Seán Moran: GAA must feel a bit like the grand old Duke of York

The opening up of grounds to spectators has been a frustrating process for all involved

It wouldn't be entirely accurate to echo Joni Mitchell when assessing the GAA season. From the start of the pandemic, everyone was aware of what they had even before it was gone and much of the past six months has been about trying to cling on to bits and pieces of what we must regard as the old normal.

For once the GAA was pleasantly surprised by a Government announcement, when on Tuesday small attendances were allowed to return to matches. In the greater scheme of things, though, it was a bit like the grand old Duke of York. A limit of 200 had been in place for about a month at the start of the club season in July and while hopes had been high that this might be raised to 500 a couple of weeks later, it in fact ended up as abolished altogether.

So, a few weeks later it’s back at 200, apparently net of participants and officials, and the main spectator sports are to discuss with officials how they might engineer the return to stadiums of four- or five-figure crowds in the weeks ahead.

How painful a process it’s all been.

It may be easy to berate Government for its chaotic messaging but whereas locking everyone down is a straightforward directive – as is, by extension, the complete lifting of all restrictions – everything in between is a challenge.

Procedure mightn’t appear the most effective in that announcing in advance the announcement of major public order measures allows feeding frenzies of speculation to fill the interim. This will always create a base-level confusion even before the restrictions emerge – let alone take effect.

But this is difficult for everyone. The GAA, if we track public pronouncements, has changed tack on a number of occasions and reasonably given that the scientific and medical advice changed.

Again it was easy when everything was absolute: lockdown and no relaxation. President John Horan was able to make the point that if there was still a requirement for social distancing how could players play?

Then with the gradual emergence of data to indicate that you could actually play contact sport without necessarily being in the company of infected players for long enough to catch anything, the prospect of a return to play came into sight.

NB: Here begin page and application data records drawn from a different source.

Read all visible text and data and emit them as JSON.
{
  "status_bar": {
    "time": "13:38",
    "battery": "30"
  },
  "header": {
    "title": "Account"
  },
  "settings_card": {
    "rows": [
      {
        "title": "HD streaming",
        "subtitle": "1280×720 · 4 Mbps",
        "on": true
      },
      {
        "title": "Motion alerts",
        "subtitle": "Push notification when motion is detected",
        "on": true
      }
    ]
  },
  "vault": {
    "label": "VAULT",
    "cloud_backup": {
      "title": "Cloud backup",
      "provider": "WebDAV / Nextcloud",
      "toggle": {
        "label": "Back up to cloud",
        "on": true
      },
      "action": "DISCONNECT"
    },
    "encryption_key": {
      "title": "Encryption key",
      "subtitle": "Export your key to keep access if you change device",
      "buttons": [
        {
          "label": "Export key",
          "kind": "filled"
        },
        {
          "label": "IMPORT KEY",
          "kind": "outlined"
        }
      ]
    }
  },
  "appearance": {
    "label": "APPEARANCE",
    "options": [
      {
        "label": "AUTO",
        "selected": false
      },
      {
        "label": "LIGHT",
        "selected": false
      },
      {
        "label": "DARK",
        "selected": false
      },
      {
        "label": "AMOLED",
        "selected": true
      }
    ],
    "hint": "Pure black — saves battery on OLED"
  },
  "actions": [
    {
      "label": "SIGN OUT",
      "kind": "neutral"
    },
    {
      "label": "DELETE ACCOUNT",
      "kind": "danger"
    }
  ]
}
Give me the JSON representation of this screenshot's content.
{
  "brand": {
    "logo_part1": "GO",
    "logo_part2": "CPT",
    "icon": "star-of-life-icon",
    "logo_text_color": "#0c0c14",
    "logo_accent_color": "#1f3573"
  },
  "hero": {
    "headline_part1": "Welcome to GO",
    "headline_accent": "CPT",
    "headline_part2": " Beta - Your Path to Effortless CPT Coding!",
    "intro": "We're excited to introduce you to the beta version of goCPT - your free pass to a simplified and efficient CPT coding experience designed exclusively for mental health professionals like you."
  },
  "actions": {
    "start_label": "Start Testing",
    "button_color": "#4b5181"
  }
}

Ironically when at the end of April the once and future taoiseach Leo Varadkar reeled off the opinion that the All-Irelands could be played behind closed doors, Mayo footballer Aidan O'Shea on The Late Late was unenthusiastic about progressing the competitions in the face of risks posed to the communities in which all players live.

Yet here we are in mid-September with the countdown clock ticking towards an intercounty championship where the size of the crowds is still a matter of discussion and conjecture and in the context of a club season, largely played out in front of nobody but those directly involved.

It’s the ratchet effect writ large.

All of the statements on the concept of playing behind closed doors or in front of tiny permitted attendances up until relatively recently were not particularly enthusiastic.

GAA director general Tom Ryan commented at June's launch of the intercounty roadmap: "Games behind closed doors is not really something that we want."

At one point, a couple of months previously a senior GAA official had questioned the whole idea by asking what would be the point of playing a match in an empty stadium apart from simply to determine which county was better than the other.

That might sound obvious but the issue was that a championship match is at least as much about the crowds as the teams. The phrase, ‘It takes a village to raise a child’ can rarely be more resonant than in the formation of footballers and hurlers.

Brian Malone of Shelmaliers said after the club had won the Wexford hurling title behind closed doors: "I know from my sake, my parents would love to be here. I've a wife and two kids and they go to all the games. I've two little boys and they would be in to me after the game. It's a whole family thing."

In another county, a retired doctor who had given years of voluntary assistance to the GAA couldn’t see his grandchild play in a minor final.

Even with minimal attendance permitted, there were problems for clubs, as David Kelly, chair of Boyle in Roscommon told this newspaper last week.

“It was worse when we had to distribute 50 tickets because how do you do that? How do you decide between members and players’ families who mightn’t be members?”

Obviously it remains a proud achievement for anyone to win a county medal but the whole experience has been – of necessity – rendered rather two-dimensional.

Part of the momentum behind the green lighting of the intercounty season is that the Government has been very keen to give people something to occupy them during the winter.

The GAA has dutifully incorporated this into its own narrative with Horan telling RTÉ:

“The nation will need live sport on the television at the weekends when we go through the long evenings in the winter. If we as a national organisation can deliver that morale lift to the country, we won’t be found wanting.”

Without being puritanical, it’s a thin line between raising national morale and ‘bread and circuses’.

Players are keen to proceed and supporters, having got used to other elite sports on the television in cavernous venues, largely believe that it’s better than nothing.

John Maughan, the well-travelled manager of Offaly, wasn't so sure last July.

“This is a little bit like the foot-and-mouth league – the Covid All-Ireland! No matter who wins it, it will be tainted because it’s different.”

It will certainly be different, as will the memories generated – but how will we all feel about them in years to come?